There’s a plan in place.

Buffalo Bills quarterback Josh Allen was the runner-up for the NFL’s 2020 MVP award, which rightly has fans wondering whether a contract extension could be in the works. Allen’s red-hot season was the third on the four-year rookie contract he signed—and while the Bills could reward him in the short term by activating his fifth-year option, Allen has to be thinking about the big-money deals signed by Patrick Mahomes and Deshaun Watson last year.

We gained a little insight into the process for Bills general manager Brandon Beane, who appeared on The Collinsworth Podcast featuring Richard Sherman on Tuesday. After Beane shared a war story about orchestrating the trade that netted Allen in the draft, host Chris Collinsworth asked him about Allen’s contract:

“You’ve got a shortened cap. (You) probably only have $175 million to work with this year because of what happened with COVID this year. What’s your thought going into it this year with Josh?”

In Beane’s mind, the questions about Allen’s performance (and whether the Bills trust him as a franchise QB moving forward) seem to be answered.

“Josh is a guy we believe in and we would definitely take a look at him later this offseason,” he told Collinsworth, but noted the Bills want to work through their backlog. “Right now we’ll focus on our upcoming free agents plus anybody we want to add and then the draft. Generally what I’ve done here is look at guys to extend once we get through the draft, see what our money is like, see how we can structure it to fit not only this year but the years beyond.”

Rather than Allen, the biggest question on Beane’s mind is how the salary cap will play out—not just this year, but in the future. The 2021 salary cap, even though it was expected, was still a shock to the system.

“One of the things that I’m gonna want to look at is—what are things looking like for this year, say in May, does it look like we’re gonna have 75 percent (capacity filled with fans) in the stands, 100 percent in the stands,” said Beane, “and just try and see if we can predict what next year’s cap will look like based on a new TV deal [and] fans in the stands. Just to know how we would structure his new deal if we were to do something this year.”
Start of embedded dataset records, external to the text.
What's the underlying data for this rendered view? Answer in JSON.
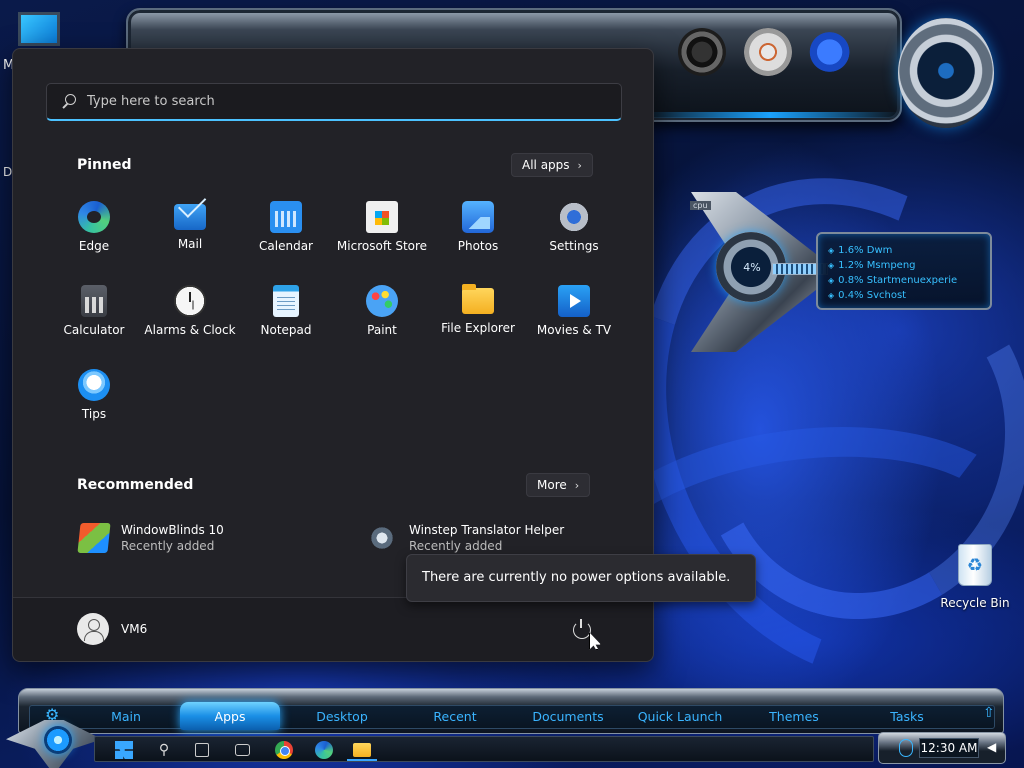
{
  "desktop": {
    "icon_fragment_top": "M",
    "icon_fragment_mid": "Di",
    "recycle_bin": "Recycle Bin"
  },
  "cpu_gadget": {
    "tag": "cpu",
    "percent": "4%",
    "processes": [
      "1.6% Dwm",
      "1.2% Msmpeng",
      "0.8% Startmenuexperie",
      "0.4% Svchost"
    ]
  },
  "start_menu": {
    "search_placeholder": "Type here to search",
    "pinned_title": "Pinned",
    "all_apps_label": "All apps",
    "pinned_apps": [
      {
        "label": "Edge",
        "icon": "edge-icon"
      },
      {
        "label": "Mail",
        "icon": "mail-icon"
      },
      {
        "label": "Calendar",
        "icon": "calendar-icon"
      },
      {
        "label": "Microsoft Store",
        "icon": "store-icon"
      },
      {
        "label": "Photos",
        "icon": "photos-icon"
      },
      {
        "label": "Settings",
        "icon": "settings-icon"
      },
      {
        "label": "Calculator",
        "icon": "calculator-icon"
      },
      {
        "label": "Alarms & Clock",
        "icon": "clock-icon"
      },
      {
        "label": "Notepad",
        "icon": "notepad-icon"
      },
      {
        "label": "Paint",
        "icon": "paint-icon"
      },
      {
        "label": "File Explorer",
        "icon": "folder-icon"
      },
      {
        "label": "Movies & TV",
        "icon": "movies-icon"
      },
      {
        "label": "Tips",
        "icon": "lightbulb-icon"
      }
    ],
    "recommended_title": "Recommended",
    "more_label": "More",
    "recommended": [
      {
        "name": "WindowBlinds 10",
        "sub": "Recently added"
      },
      {
        "name": "Winstep Translator Helper",
        "sub": "Recently added"
      }
    ],
    "user_name": "VM6",
    "power_tooltip": "There are currently no power options available."
  },
  "bottom_bar": {
    "tabs": [
      "Main",
      "Apps",
      "Desktop",
      "Recent",
      "Documents",
      "Quick Launch",
      "Themes",
      "Tasks"
    ],
    "active_tab": "Apps"
  },
  "taskbar": {
    "clock": "12:30 AM"
  }
}
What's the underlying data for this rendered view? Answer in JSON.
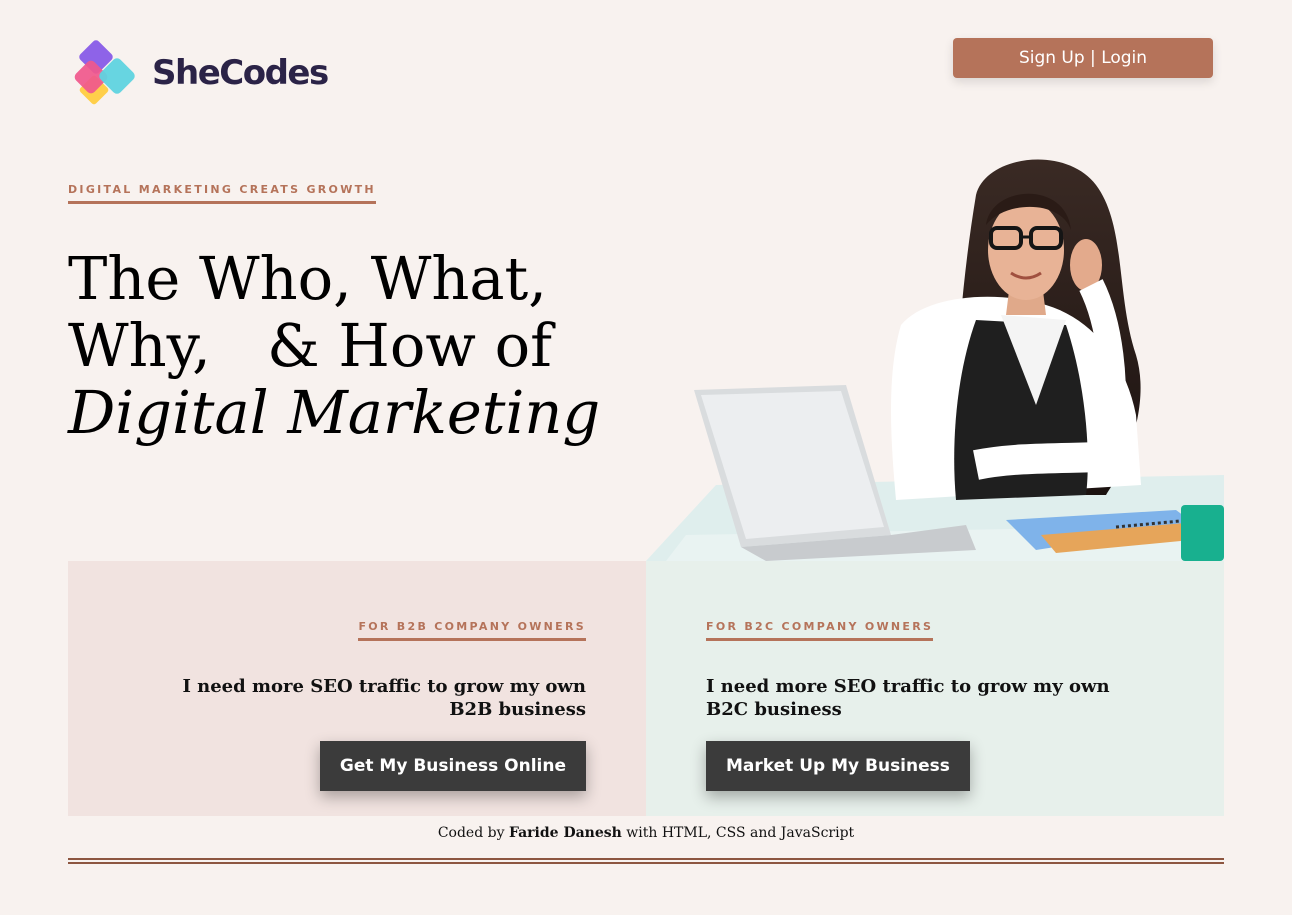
{
  "header": {
    "brand": "SheCodes",
    "signup_label": "Sign Up | Login"
  },
  "hero": {
    "eyebrow": "DIGITAL MARKETING CREATS GROWTH",
    "headline_line1": "The Who, What,",
    "headline_line2": "Why,   & How of",
    "headline_line3": "Digital Marketing"
  },
  "b2b": {
    "eyebrow": "FOR B2B COMPANY OWNERS",
    "question": "I need more SEO traffic to grow my own B2B business",
    "button": "Get My Business Online"
  },
  "b2c": {
    "eyebrow": "FOR B2C COMPANY OWNERS",
    "question": "I need more SEO traffic to grow my own B2C business",
    "button": "Market Up My Business"
  },
  "footer": {
    "prefix": "Coded by ",
    "author": "Faride Danesh",
    "suffix": " with HTML, CSS and JavaScript"
  },
  "colors": {
    "accent": "#b5735a",
    "background": "#f8f2ef",
    "b2b_panel": "#f1e3e0",
    "b2c_panel": "#e7f0eb",
    "button_dark": "#3b3b3b"
  },
  "icons": {
    "logo": "shecodes-logo-icon",
    "photo": "woman-with-laptop-photo"
  }
}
If the timing isn’t right for a long-term extension, Beane has a plan for Allen.

“We have the fifth-year option,” he added. “If we can’t make it work or we don’t have good clarity on the cap, we’ll pick that up to protect us going into next season.”